There is something exhilarating in thia gaudy frenzy – the out of control suicidal country singer, the celebrity escort ring, the celebrity sex tapes, Gawker spits in the face of Olivia Munn, and Olivia Munn spits back. The underground virtual network of self-display, extortion, coercion, and suffering which trapped Eller and Todd blends with our own sordid aboveground entertainments. This hurlyburly transmits an energy like any amphetamine, and only when you slow the tape down and look close does the form change to the plangent: Mindy McCready was a deeply troubled woman who dearly loved her son, Kari Ann Peniche spoke of being molested and raped twice, Scarlett Johansson wept when giving testimony against her celeb hacker, Olivia Munn may have wept at her own exposue, Amanda Todd died, and the war which consumed his fiancé might have finally consumed Michael Hastings as well.
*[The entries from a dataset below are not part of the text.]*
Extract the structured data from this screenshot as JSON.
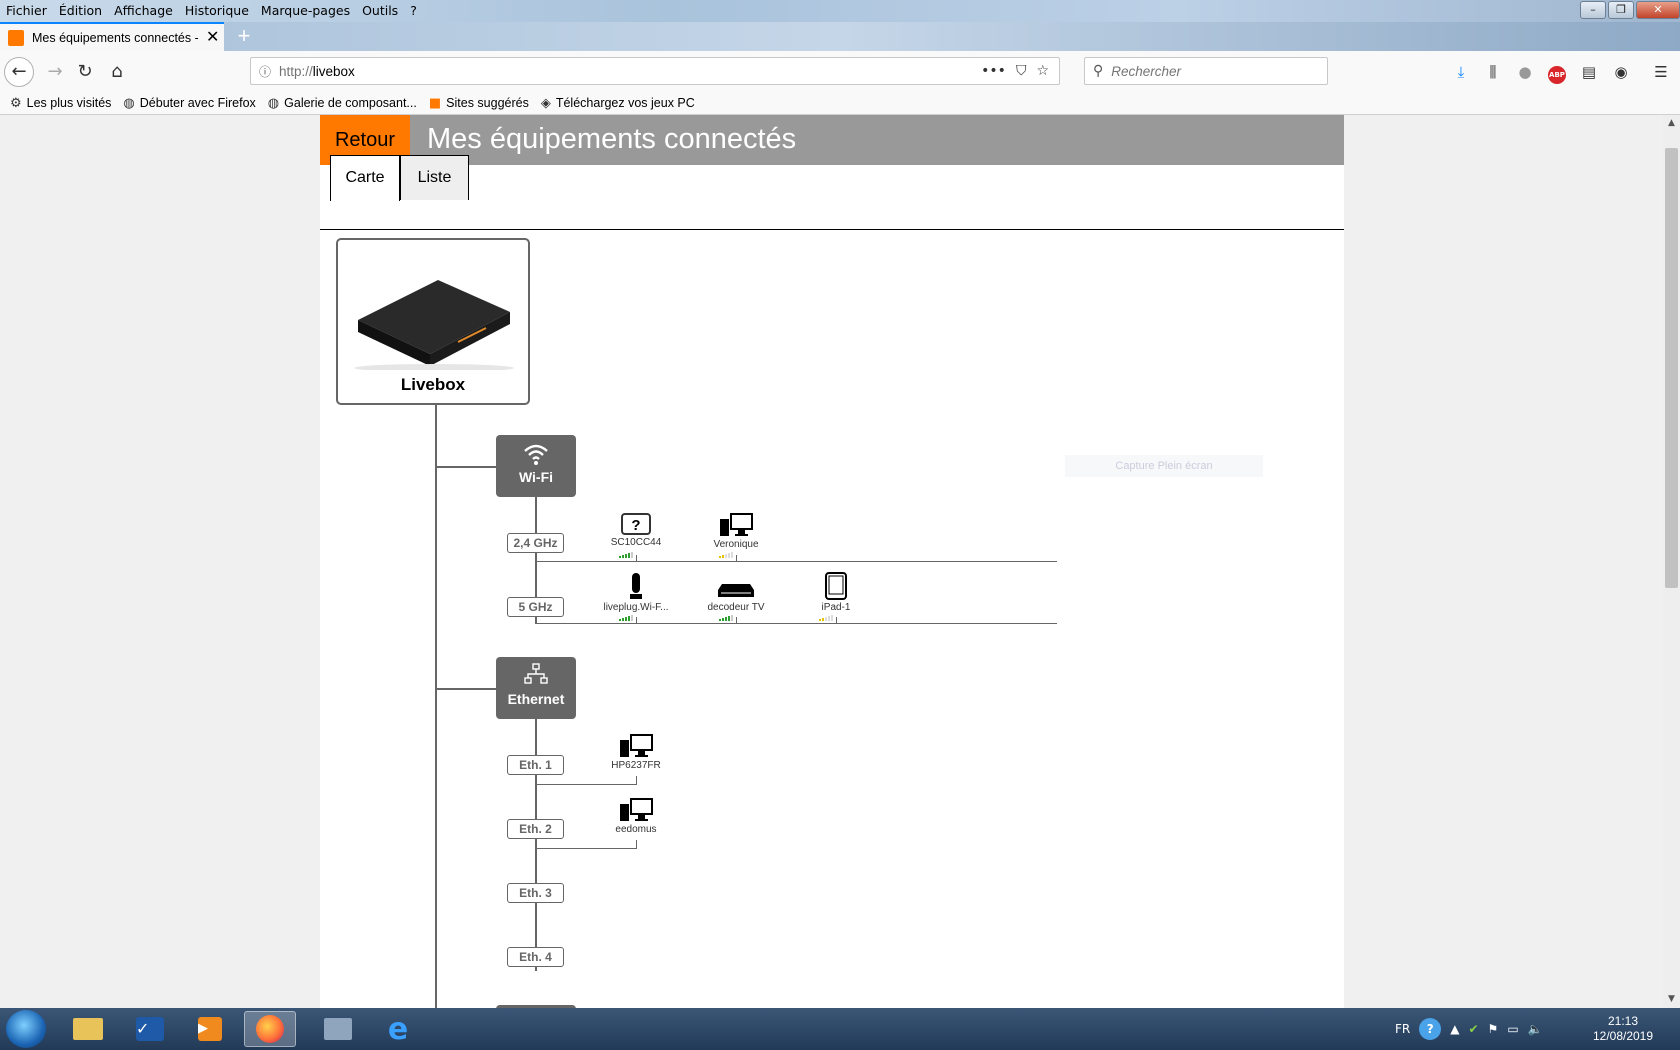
{
  "browser": {
    "menu": [
      "Fichier",
      "Édition",
      "Affichage",
      "Historique",
      "Marque-pages",
      "Outils",
      "?"
    ],
    "tab_title": "Mes équipements connectés - ",
    "url_protocol": "http://",
    "url_host": "livebox",
    "search_placeholder": "Rechercher",
    "bookmarks": [
      "Les plus visités",
      "Débuter avec Firefox",
      "Galerie de composant...",
      "Sites suggérés",
      "Téléchargez vos jeux PC"
    ]
  },
  "page": {
    "back_label": "Retour",
    "title": "Mes équipements connectés",
    "tabs": [
      "Carte",
      "Liste"
    ],
    "active_tab": "Carte",
    "livebox_label": "Livebox",
    "ghost_text": "Capture Plein écran"
  },
  "network": {
    "wifi": {
      "label": "Wi-Fi",
      "bands": [
        {
          "label": "2,4 GHz",
          "devices": [
            {
              "name": "SC10CC44",
              "icon": "unknown-icon",
              "signal_level": 4,
              "signal_color": "#2e9e2e"
            },
            {
              "name": "Veronique",
              "icon": "computer-icon",
              "signal_level": 2,
              "signal_color": "#e6c200"
            }
          ]
        },
        {
          "label": "5 GHz",
          "devices": [
            {
              "name": "liveplug.Wi-F...",
              "icon": "liveplug-icon",
              "signal_level": 4,
              "signal_color": "#2e9e2e"
            },
            {
              "name": "decodeur TV",
              "icon": "decoder-icon",
              "signal_level": 4,
              "signal_color": "#2e9e2e"
            },
            {
              "name": "iPad-1",
              "icon": "tablet-icon",
              "signal_level": 2,
              "signal_color": "#e6c200"
            }
          ]
        }
      ]
    },
    "ethernet": {
      "label": "Ethernet",
      "ports": [
        {
          "label": "Eth. 1",
          "device": "HP6237FR"
        },
        {
          "label": "Eth. 2",
          "device": "eedomus"
        },
        {
          "label": "Eth. 3",
          "device": ""
        },
        {
          "label": "Eth. 4",
          "device": ""
        }
      ]
    }
  },
  "taskbar": {
    "language": "FR",
    "time": "21:13",
    "date": "12/08/2019"
  },
  "colors": {
    "accent_orange": "#ff7900",
    "header_grey": "#999999",
    "node_grey": "#666666"
  }
}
Only by slowing the tape down could you see the vital connecting filament, and this gave another sick kind of excitement, the let’s-pretend-we’re-detectives kick, the corpse on the floor as part of a larger tapestry. “Gawking at the Wreckage” focused on Hastings, part one on celeb hacks and the predator capping community, part two the Michelle Braun ring, and this penultimate section looks at one filament which connects to so many things.
THE FESTIVAL OF REASON
Student in the audience: I’d like to know if that cane you have has any mystical significance to you, and I’d also like to know if you think fascism is doing well in America today.
Hunter S. Thompson: Better than ever.
Student in the audience: Is that the cane or fascism?
Hunter S. Thompson: Fascism always does pretty well when people get lazy and pissed off. Almost any solution you come to when you figure, “Oh, fuck I’m tired of that…let’s kill those bastards.” Anytime things get the best of you, that’s a natural drift into a fascistic kind of solution. So in a country where there are no solutions and many problems, I think it has a tendency to adopt fascistic solutions.
–“Still Broke and Not Quite Sane”, from University of Colorado Lecture, November 1, 19773
Supply, succumb, deny – everything.
—“Heretic Proof” by Charlie Sheen
1 From “McCready’s struggles evident in last interview”, first quote comes out of a fragment running from 2:57 to 3:09, second quote is taken from 3:42-3:47. A good background on Dr. Drew is the 2011 profile, “Does Dr. Drew Need an Intervention?” by Steve Mikulan. The disturbing level of fatalities of Celebrity Rehab was investigated in-depth after the fourth death by Maria Elena Fernandez in “Does ‘Rehab’ Help or Hurt?”, and looked into more briefly after McCready’s suicide in “‘Celebrity Rehab’ Deaths: Mindy McCready Becomes Fifth Cast Member To Die (PHOTOS)” on The Huffington Post, no credited writer. A mention of the show’s ending after McCready’s death can be found in “Dr. Drew: No More ‘Celebrity Rehab’ After Cast Member Deaths” by Erin Carlson.
3 Recording can be found at “AntiCurrent Archive Vol 9: Hunter S Thompson- Lecture at Boulder University, 1977” from the blog Rants, Ravings, Gibberish & Jabs by Dr. Josh Roush.